§ **PROBLEM REQUIREMENTS**
Where in the listing does the string "this" appear? Copy every line that holds it.

━━━ SUPPLIED ENTRIES ━━━

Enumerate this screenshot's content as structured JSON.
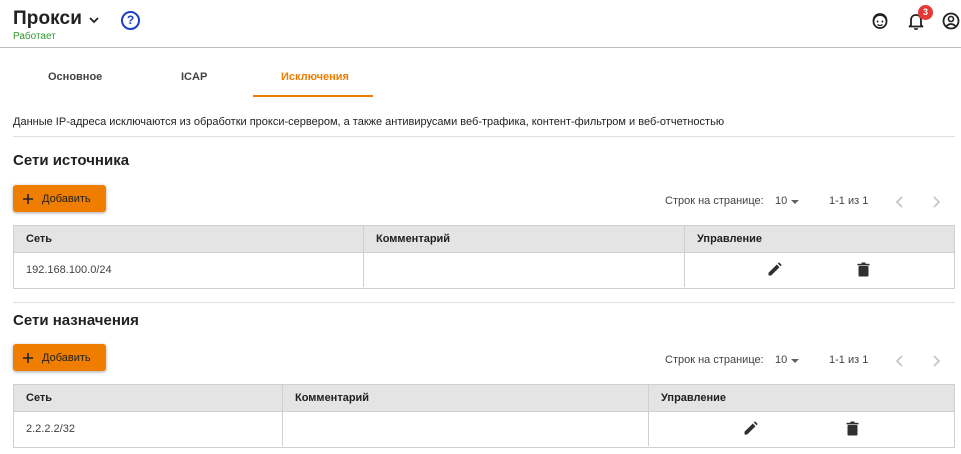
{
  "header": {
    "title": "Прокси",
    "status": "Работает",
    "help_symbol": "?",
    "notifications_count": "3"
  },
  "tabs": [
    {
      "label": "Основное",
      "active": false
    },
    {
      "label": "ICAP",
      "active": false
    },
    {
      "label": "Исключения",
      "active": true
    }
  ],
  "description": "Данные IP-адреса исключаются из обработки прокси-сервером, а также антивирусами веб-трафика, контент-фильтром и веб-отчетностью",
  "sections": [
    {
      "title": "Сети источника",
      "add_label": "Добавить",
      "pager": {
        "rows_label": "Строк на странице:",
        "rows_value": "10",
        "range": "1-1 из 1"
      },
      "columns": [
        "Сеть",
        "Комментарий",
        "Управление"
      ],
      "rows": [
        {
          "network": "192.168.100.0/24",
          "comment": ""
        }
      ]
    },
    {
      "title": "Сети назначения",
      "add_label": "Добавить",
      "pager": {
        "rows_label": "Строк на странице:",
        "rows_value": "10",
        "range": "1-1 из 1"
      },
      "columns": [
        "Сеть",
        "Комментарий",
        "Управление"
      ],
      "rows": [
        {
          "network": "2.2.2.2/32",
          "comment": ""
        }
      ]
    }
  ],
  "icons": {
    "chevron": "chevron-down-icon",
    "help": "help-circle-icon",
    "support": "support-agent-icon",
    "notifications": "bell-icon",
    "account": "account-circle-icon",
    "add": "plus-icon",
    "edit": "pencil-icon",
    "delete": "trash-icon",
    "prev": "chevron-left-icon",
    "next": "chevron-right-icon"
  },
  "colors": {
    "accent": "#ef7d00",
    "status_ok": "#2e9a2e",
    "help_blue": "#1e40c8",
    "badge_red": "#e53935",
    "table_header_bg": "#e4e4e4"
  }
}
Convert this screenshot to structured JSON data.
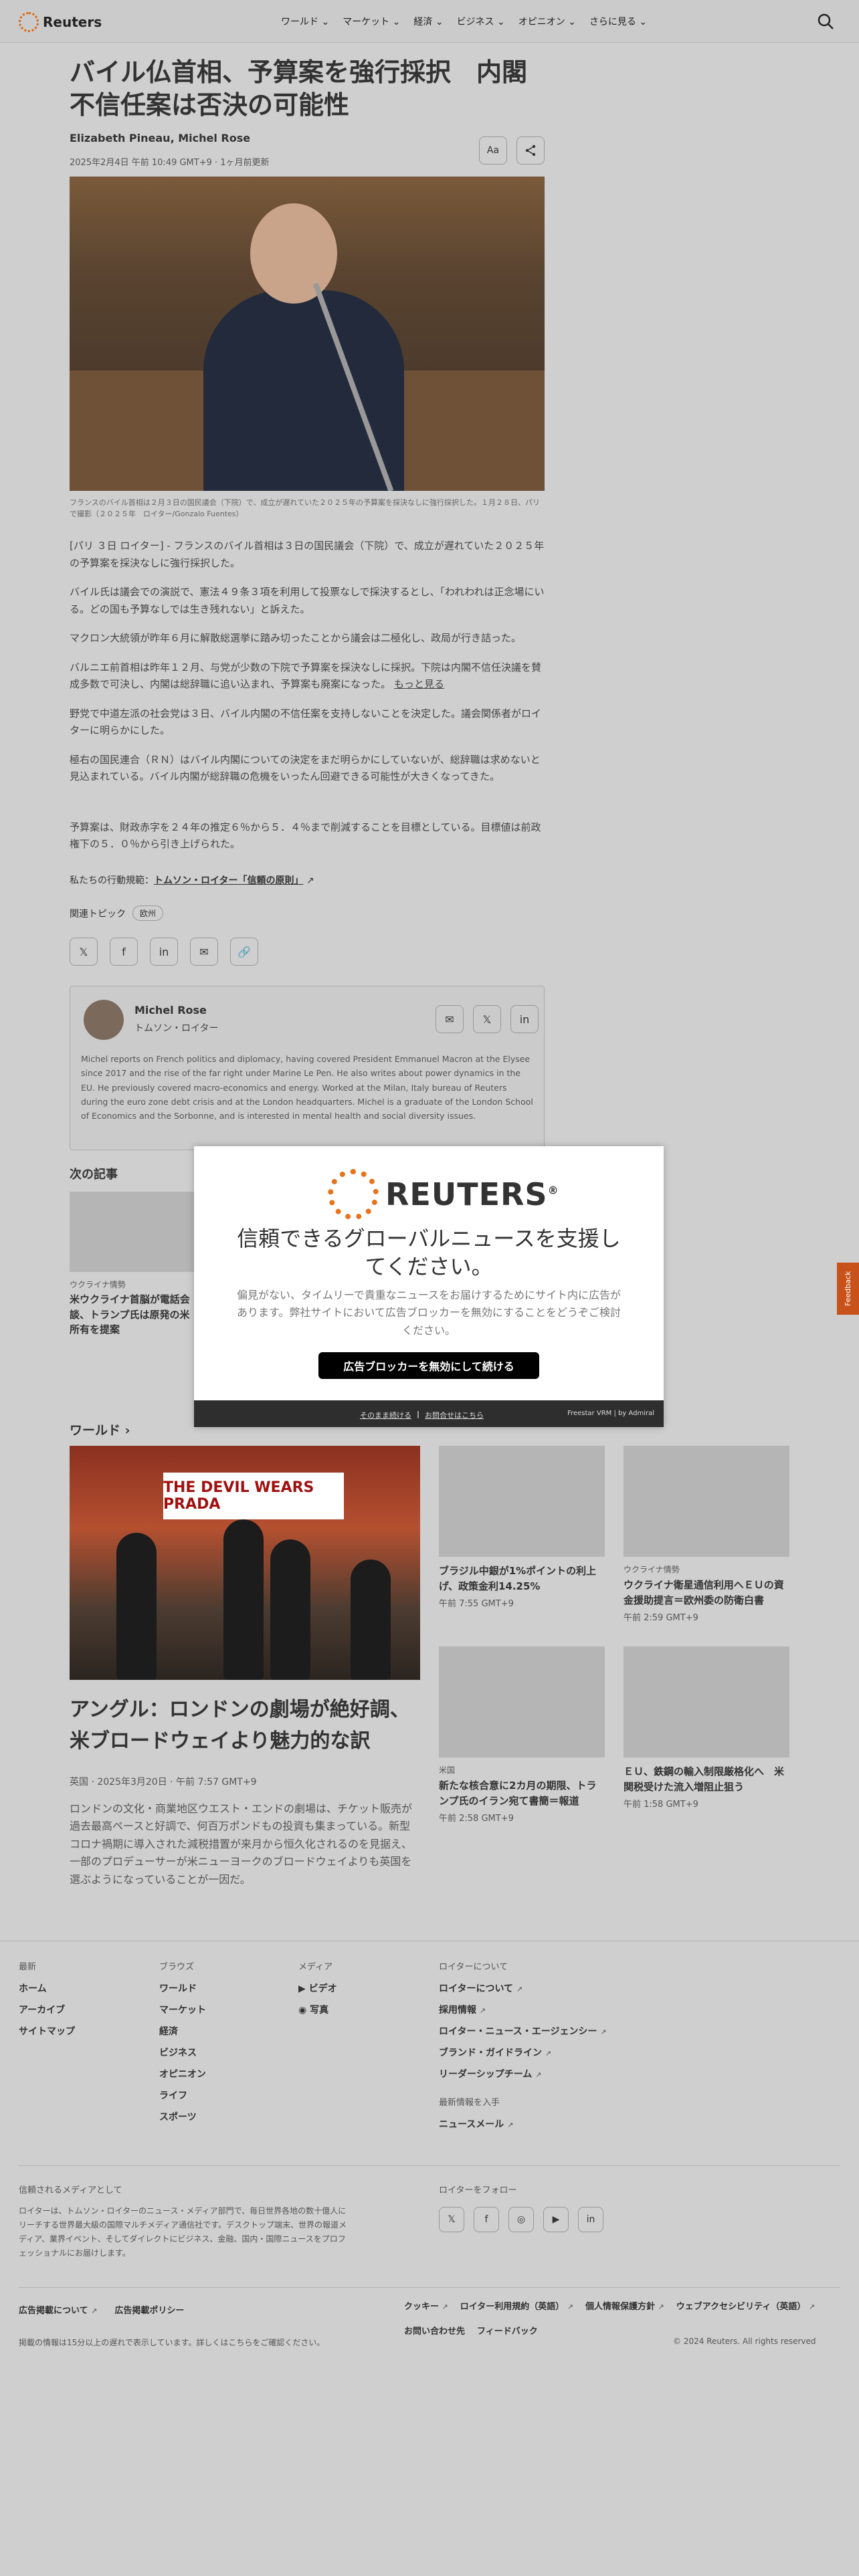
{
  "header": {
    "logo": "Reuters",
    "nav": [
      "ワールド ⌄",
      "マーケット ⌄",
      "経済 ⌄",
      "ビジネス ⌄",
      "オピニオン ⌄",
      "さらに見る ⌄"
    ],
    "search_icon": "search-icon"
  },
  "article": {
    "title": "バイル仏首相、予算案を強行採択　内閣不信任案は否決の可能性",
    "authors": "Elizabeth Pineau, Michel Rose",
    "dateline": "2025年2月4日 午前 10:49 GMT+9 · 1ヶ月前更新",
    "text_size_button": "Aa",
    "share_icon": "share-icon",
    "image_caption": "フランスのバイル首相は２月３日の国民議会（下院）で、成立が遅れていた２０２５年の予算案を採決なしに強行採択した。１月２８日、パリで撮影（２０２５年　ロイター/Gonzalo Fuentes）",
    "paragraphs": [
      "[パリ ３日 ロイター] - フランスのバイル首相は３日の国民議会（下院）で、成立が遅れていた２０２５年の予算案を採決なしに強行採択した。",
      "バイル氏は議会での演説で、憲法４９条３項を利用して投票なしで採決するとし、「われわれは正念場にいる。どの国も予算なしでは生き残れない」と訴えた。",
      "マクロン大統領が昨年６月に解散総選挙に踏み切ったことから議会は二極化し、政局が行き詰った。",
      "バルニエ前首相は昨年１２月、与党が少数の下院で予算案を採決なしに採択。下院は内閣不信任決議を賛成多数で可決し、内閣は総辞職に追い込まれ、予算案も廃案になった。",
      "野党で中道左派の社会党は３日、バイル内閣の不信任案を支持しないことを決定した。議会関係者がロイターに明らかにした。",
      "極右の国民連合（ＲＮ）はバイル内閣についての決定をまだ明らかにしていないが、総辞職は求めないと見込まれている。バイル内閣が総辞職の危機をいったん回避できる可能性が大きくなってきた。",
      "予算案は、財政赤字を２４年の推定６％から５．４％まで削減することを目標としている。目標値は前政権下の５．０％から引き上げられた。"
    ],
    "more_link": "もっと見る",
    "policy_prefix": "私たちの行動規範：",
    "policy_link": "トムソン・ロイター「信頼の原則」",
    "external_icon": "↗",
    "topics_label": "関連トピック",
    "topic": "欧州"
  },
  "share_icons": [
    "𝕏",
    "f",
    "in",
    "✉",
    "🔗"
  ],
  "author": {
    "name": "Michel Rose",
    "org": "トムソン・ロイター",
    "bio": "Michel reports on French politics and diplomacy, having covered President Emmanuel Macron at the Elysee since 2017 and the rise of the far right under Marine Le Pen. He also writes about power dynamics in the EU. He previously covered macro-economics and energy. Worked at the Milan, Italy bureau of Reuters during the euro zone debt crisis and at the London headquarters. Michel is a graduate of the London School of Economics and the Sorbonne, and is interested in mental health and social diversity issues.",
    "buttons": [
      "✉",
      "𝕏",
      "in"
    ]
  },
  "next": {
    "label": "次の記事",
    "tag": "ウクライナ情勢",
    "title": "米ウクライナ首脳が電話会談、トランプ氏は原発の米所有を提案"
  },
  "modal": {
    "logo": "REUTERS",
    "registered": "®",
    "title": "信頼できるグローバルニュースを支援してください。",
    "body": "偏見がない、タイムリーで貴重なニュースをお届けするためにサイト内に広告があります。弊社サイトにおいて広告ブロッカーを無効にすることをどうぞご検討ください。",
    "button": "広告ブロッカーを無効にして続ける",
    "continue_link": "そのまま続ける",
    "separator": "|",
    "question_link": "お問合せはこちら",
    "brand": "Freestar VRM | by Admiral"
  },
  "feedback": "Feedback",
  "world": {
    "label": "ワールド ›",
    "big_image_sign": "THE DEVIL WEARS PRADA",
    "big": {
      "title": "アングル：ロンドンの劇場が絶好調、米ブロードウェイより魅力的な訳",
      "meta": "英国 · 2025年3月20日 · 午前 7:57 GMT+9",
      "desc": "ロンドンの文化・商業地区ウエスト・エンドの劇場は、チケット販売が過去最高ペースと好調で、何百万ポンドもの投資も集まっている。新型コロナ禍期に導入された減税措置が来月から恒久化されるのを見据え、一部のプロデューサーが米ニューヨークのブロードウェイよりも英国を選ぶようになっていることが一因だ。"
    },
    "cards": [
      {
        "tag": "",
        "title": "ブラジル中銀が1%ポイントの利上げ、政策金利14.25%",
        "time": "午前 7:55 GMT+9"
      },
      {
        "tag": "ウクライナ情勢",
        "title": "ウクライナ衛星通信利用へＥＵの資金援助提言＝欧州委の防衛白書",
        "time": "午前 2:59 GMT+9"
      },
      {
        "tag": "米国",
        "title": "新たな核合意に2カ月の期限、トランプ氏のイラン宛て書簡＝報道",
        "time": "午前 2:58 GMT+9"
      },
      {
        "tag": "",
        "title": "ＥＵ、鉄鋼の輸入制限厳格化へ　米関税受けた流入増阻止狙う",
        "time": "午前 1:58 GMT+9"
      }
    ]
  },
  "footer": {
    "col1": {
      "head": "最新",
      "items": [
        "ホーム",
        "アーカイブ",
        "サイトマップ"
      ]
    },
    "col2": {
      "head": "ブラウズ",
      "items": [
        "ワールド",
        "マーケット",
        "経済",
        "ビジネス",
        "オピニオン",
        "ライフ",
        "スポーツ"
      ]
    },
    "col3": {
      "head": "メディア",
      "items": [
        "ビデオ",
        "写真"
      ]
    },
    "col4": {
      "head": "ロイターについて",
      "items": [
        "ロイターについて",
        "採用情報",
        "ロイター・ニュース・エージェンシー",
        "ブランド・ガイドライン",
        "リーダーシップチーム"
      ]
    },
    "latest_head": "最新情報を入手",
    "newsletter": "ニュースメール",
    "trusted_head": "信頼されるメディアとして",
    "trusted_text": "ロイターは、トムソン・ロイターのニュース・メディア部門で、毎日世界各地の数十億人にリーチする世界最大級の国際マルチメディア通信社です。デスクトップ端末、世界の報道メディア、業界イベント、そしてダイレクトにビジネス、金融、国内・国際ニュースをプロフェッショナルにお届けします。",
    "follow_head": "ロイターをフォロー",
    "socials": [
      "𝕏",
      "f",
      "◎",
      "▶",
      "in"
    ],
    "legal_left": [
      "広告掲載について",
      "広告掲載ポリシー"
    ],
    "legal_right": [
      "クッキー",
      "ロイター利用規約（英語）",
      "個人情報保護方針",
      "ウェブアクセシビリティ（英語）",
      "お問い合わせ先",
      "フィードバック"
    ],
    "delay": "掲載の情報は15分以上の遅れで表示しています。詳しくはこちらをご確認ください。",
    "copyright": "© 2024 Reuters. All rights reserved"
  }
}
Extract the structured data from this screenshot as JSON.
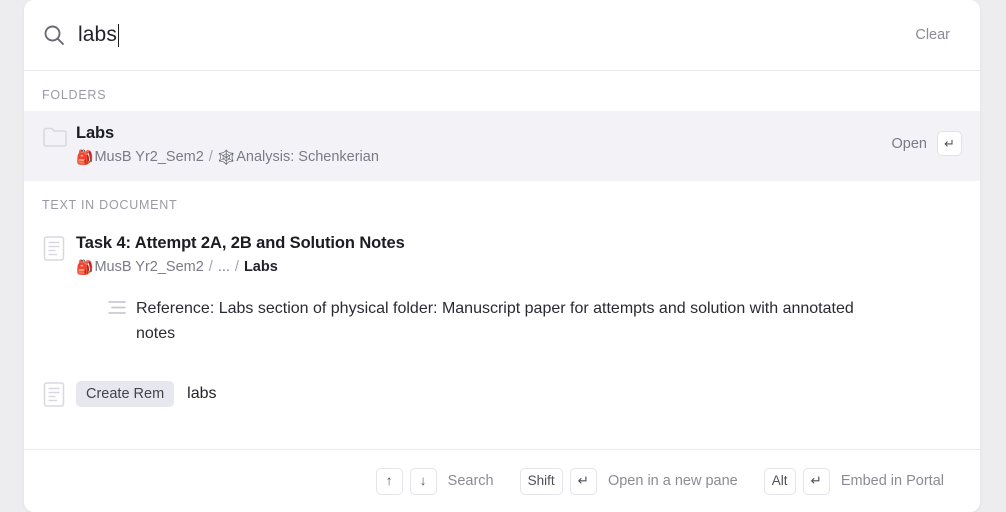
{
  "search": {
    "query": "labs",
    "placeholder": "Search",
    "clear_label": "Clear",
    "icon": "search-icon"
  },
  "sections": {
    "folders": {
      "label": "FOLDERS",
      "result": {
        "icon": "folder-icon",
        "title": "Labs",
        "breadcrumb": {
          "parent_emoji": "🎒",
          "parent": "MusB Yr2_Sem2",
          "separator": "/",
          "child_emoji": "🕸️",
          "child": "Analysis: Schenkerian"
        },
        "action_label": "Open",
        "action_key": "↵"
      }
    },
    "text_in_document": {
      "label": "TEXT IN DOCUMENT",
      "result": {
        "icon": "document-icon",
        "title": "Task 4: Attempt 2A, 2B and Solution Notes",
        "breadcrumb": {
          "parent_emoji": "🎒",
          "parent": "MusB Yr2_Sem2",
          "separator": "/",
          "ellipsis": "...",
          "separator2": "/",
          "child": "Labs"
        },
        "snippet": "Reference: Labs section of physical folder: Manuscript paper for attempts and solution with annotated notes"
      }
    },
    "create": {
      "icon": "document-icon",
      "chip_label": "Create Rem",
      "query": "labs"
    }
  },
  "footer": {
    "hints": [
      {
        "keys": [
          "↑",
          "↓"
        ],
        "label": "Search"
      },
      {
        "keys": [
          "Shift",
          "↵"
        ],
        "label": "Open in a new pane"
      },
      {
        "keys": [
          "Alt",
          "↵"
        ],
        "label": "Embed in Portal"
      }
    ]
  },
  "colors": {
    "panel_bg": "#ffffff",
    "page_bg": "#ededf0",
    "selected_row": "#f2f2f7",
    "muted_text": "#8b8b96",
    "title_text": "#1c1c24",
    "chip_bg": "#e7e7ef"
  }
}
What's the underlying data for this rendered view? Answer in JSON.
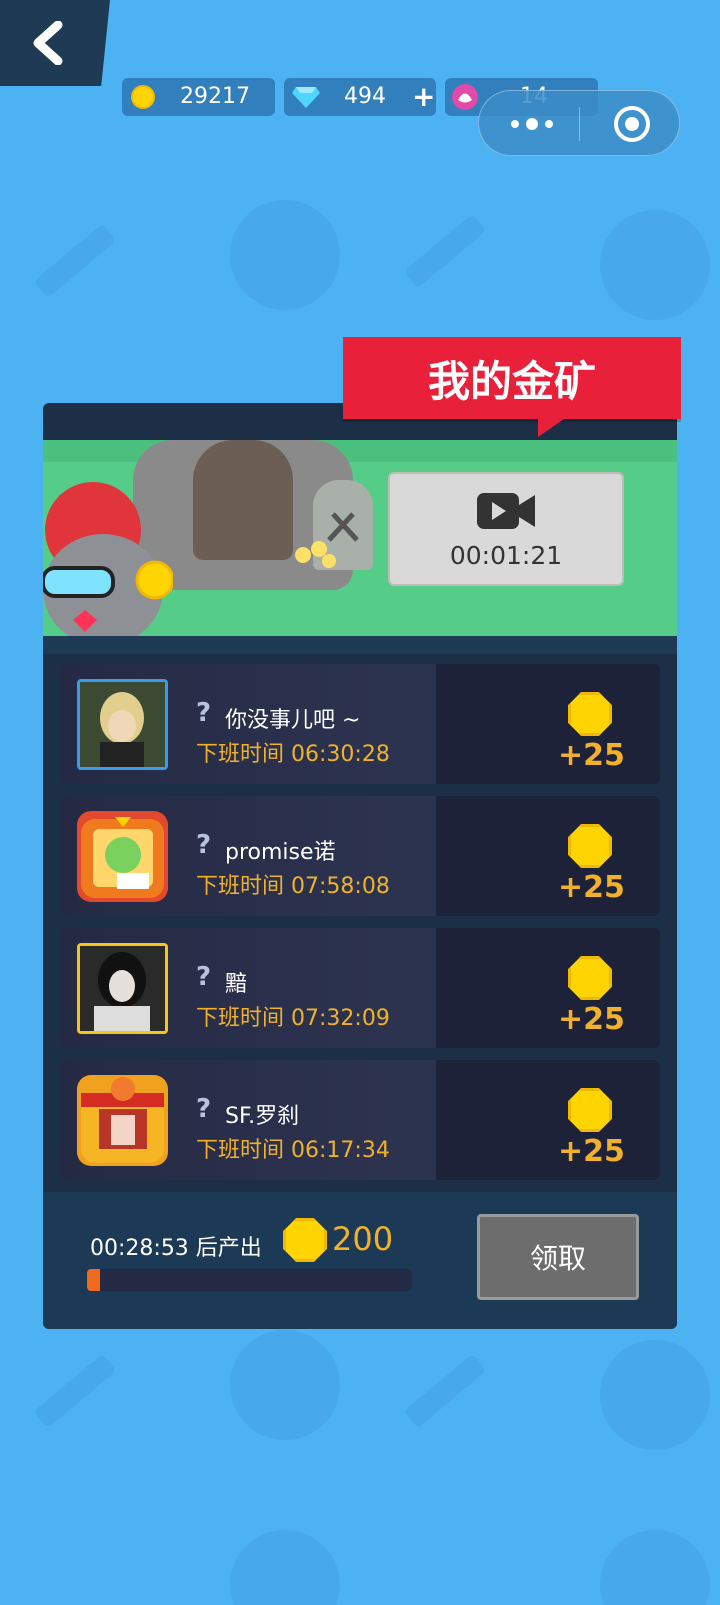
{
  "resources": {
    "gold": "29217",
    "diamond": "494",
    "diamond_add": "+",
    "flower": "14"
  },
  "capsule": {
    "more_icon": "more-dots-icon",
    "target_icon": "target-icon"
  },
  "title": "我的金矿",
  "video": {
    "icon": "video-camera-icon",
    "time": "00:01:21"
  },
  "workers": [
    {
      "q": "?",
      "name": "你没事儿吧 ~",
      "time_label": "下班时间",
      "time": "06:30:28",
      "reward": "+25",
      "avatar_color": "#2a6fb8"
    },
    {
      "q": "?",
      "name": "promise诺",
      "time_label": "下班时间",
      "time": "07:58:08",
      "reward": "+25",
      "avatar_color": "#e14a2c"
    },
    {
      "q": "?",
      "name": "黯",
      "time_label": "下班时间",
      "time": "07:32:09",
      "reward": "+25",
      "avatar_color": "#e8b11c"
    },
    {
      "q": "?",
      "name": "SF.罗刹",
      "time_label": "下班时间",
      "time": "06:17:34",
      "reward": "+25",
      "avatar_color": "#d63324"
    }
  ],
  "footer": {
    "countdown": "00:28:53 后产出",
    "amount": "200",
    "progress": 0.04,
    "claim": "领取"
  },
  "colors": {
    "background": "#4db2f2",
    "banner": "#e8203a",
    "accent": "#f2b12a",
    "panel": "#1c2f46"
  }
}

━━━

§ **EXERCISE ANSWER**
Enumerate this screenshot's content as structured JSON.
Convert this screenshot to structured JSON data.
Extract the structured data from this screenshot as JSON.
What's the underlying data for this rendered view? Answer in JSON.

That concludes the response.